[Start of Attachment]

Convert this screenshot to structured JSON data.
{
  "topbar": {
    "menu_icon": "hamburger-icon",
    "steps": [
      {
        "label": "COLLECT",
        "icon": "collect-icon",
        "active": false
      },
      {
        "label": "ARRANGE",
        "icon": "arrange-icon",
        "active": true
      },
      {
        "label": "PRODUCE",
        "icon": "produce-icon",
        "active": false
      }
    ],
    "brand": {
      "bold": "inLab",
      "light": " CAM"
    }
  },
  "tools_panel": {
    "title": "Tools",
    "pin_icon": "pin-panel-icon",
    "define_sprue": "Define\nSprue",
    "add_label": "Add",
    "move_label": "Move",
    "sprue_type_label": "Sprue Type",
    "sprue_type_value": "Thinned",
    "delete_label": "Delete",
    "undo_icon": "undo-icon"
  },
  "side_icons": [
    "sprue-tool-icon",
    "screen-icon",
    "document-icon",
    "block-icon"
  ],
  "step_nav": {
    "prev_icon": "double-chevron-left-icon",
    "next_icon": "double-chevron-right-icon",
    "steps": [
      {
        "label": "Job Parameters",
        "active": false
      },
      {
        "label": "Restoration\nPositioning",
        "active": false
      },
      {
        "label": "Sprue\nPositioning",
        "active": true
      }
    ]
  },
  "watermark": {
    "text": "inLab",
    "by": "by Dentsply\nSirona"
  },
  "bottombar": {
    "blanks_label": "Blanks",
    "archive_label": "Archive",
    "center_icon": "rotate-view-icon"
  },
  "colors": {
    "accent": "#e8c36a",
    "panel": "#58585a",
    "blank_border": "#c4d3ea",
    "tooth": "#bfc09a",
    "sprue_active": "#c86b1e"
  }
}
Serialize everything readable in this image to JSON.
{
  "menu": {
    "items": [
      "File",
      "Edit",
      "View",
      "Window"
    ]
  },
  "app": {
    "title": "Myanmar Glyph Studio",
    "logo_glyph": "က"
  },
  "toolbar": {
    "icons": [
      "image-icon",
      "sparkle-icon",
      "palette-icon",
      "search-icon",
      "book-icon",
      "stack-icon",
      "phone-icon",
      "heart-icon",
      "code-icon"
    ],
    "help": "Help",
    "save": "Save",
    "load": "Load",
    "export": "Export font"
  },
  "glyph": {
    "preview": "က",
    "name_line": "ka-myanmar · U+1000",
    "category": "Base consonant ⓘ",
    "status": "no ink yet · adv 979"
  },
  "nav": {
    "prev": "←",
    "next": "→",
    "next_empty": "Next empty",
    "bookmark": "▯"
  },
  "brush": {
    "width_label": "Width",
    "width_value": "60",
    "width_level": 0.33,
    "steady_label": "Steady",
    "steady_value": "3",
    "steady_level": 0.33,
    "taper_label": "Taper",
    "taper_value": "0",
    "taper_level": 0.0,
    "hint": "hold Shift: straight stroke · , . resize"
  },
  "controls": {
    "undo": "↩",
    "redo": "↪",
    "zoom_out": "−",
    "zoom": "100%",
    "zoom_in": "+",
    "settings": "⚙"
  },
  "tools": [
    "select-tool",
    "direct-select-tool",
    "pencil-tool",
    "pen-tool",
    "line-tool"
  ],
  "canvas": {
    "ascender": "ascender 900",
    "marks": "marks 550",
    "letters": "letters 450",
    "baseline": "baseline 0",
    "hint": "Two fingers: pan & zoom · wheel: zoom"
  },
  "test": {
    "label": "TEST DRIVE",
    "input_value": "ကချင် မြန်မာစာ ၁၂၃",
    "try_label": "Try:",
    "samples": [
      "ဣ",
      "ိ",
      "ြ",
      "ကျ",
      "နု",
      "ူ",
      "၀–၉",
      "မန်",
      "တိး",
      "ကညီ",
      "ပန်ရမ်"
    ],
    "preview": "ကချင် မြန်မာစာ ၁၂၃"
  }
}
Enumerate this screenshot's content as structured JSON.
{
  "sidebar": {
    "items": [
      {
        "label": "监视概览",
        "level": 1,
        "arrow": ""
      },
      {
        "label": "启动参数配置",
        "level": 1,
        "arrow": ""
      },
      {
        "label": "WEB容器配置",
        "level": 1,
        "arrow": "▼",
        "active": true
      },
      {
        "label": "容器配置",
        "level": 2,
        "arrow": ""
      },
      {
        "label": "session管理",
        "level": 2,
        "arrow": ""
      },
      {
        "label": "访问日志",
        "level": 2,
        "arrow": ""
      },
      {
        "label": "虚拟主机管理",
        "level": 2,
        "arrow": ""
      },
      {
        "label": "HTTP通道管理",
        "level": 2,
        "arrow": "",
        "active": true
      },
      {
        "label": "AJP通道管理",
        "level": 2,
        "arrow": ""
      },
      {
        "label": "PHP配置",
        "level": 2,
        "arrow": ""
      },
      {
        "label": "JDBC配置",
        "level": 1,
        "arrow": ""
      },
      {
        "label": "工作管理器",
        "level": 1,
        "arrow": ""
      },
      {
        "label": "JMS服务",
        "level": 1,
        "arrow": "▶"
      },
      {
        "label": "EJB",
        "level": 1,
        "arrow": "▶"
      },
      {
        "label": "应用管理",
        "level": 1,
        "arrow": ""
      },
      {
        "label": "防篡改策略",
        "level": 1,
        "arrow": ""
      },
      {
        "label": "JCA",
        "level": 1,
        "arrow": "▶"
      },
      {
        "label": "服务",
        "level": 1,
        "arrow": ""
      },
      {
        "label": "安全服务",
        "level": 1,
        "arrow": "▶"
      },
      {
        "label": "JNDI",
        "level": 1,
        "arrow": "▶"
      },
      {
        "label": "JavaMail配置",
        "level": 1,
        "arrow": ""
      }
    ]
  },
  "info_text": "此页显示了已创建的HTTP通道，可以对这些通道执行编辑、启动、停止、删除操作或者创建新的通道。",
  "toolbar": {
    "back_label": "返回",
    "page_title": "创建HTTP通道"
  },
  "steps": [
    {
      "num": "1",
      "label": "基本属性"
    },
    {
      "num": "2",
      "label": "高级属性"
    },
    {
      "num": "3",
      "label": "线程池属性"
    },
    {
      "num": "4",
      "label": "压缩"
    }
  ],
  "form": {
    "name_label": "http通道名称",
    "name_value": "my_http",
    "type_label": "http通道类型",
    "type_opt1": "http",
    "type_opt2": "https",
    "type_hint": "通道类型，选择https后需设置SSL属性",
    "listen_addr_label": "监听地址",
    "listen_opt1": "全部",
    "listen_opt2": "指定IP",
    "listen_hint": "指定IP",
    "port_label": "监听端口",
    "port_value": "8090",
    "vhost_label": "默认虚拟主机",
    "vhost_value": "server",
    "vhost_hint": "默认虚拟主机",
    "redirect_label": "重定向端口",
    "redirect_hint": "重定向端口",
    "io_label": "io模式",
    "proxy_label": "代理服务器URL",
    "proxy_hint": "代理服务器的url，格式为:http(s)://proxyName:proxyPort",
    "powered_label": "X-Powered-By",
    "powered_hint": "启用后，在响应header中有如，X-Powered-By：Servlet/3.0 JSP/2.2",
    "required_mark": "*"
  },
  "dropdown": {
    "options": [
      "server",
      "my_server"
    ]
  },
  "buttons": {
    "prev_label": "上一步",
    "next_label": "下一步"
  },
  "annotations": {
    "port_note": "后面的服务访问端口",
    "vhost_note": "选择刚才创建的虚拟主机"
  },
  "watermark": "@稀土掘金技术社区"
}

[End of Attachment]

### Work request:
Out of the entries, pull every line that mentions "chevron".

### Solution for this problem:
    "prev_icon": "double-chevron-left-icon",
    "next_icon": "double-chevron-right-icon",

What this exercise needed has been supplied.